You’ll also need to be very careful in training and socializing these dogs, as they can be a bit territorial. Of course, due to their small size, they are not a danger to anyone else. However, they can easily be injured by other dogs – even accidentally. A larger dog can easily kick a Teacup Yorkie while running and seriously injure them.
If the puppy does become injured, there is usually little forgiveness. They are sensitive to anesthesia, so repairing the injuries may not be possible. This is also true for any health conditions these dogs develop. Sometimes, a cure is available, but these dogs are simply too small to receive it.
The line between keeping your puppy safe and ensuring that they socialize enough with other dogs is very thin. It can be challenging for even experienced dog owners to walk this line, which is one reason why the breed’s club recommends that these dogs aren’t bred at all. They are simply very challenging to keep healthy and happy.
In fact, we generally recommend that people refrain from purchasing these dogs due to the ethical concern involved. There is a reason dogs this small don’t exist widely. They are unhealthy and difficult to are for properly.
The bottom line
The Teacup Yorkie is often described as a “designer” dog. However, they are really the result of very small Yorkies being bred together. The smaller the dog gets, the more difficult it is for them to exist in a healthy way. Many of them will develop health conditions due to their smallness. Most health conditions the regular Yorkie is prone to are made worse when the dog is significantly smaller.
Their small size also makes them prone to structural problems, such as skull malformities and spinal problems. As you might imagine, many of these deformities affect the health of the dog and can quickly result in
It is also difficult to keep these dogs from getting injured. They are so small that even minor things can cause problems. It is hard for them to play with other dogs, as they are likely to become accidentally injured. It is very easy to step on them and cause serious problems. They are not recommended for homes with children or other pets due to their small size.
On top of this, if something does end up wrong with your puppy, it can be difficult for it to be treated. Many medical interventions simply don’t work for these dogs because of their size. It can be difficult to get medicine dosages correct, and many of them may not wake up from basic anesthesia. Some fixes that are simple for other dogs may simply not be possible with this breed.
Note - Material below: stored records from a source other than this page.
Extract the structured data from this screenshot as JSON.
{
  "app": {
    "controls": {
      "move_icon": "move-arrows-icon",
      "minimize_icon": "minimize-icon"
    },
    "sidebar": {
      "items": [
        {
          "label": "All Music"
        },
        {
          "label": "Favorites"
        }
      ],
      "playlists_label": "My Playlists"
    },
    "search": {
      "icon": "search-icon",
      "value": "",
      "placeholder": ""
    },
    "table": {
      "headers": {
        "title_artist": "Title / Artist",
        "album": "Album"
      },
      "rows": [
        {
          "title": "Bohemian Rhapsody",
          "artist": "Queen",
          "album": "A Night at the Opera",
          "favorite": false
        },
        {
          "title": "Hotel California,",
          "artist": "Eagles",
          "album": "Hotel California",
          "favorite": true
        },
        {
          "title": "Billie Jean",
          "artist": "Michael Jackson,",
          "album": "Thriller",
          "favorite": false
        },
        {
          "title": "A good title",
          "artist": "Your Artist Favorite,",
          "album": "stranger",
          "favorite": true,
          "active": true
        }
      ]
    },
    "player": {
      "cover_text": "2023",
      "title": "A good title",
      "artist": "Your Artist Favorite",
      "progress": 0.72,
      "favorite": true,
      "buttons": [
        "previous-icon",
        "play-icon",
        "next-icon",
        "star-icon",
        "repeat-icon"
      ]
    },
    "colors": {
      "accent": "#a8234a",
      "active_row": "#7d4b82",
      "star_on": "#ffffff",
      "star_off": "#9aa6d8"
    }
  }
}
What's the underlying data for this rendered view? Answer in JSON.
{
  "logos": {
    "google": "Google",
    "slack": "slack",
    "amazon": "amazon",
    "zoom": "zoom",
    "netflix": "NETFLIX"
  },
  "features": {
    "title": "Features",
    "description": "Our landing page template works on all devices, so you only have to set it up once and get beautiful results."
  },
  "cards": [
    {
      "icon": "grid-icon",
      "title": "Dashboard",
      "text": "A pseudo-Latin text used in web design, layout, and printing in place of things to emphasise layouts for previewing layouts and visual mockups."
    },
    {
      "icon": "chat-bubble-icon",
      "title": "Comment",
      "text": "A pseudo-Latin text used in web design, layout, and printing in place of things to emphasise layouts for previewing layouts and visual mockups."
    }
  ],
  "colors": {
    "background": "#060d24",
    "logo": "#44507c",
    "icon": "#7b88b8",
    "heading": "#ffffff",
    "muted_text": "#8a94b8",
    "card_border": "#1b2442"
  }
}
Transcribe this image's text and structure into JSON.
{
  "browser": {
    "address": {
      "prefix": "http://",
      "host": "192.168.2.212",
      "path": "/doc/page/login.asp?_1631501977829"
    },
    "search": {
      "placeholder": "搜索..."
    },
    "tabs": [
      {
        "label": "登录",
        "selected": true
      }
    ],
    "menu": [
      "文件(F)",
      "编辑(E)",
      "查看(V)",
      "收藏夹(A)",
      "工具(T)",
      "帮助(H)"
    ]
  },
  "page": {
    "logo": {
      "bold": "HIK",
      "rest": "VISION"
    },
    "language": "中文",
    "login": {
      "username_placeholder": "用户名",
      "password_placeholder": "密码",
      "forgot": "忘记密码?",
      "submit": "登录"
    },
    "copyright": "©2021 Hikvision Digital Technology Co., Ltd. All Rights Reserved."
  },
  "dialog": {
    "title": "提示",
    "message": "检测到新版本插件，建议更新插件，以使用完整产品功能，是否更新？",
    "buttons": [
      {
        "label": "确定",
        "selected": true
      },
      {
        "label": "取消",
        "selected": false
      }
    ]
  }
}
While these dogs can make good companion animals for households with adults only, their health problems have caused many to call their breeding unethical. The Yorkshire Terrier Club of America even recommends against breeding them, making it one of their major ethical concerns.